>>>

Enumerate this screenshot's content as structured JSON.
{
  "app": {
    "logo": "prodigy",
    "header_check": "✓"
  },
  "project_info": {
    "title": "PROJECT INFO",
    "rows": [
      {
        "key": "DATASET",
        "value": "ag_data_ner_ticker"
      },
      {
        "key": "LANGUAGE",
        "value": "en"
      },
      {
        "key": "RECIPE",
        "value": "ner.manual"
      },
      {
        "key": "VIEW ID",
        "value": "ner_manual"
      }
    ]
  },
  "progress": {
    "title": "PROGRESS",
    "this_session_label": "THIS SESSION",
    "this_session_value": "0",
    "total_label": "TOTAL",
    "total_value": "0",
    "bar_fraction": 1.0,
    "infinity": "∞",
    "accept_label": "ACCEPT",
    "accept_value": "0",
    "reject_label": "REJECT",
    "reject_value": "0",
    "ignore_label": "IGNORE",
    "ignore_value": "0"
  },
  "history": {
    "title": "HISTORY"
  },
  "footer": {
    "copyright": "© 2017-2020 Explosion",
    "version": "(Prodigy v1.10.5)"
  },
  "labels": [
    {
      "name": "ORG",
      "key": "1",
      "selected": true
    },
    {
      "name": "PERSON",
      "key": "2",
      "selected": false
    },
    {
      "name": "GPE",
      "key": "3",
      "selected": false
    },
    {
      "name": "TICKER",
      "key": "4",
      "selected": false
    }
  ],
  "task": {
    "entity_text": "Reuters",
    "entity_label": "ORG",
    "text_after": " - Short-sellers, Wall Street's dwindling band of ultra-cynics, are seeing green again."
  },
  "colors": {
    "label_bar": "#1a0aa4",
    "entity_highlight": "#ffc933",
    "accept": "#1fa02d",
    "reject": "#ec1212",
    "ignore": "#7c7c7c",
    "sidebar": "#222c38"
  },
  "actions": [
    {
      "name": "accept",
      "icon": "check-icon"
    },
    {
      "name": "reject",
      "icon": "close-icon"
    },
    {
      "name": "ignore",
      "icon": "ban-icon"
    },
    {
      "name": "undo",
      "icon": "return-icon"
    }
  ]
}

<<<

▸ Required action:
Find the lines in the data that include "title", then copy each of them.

▸ Answer space:
    "title": "PROJECT INFO",
    "title": "PROGRESS",
    "title": "HISTORY"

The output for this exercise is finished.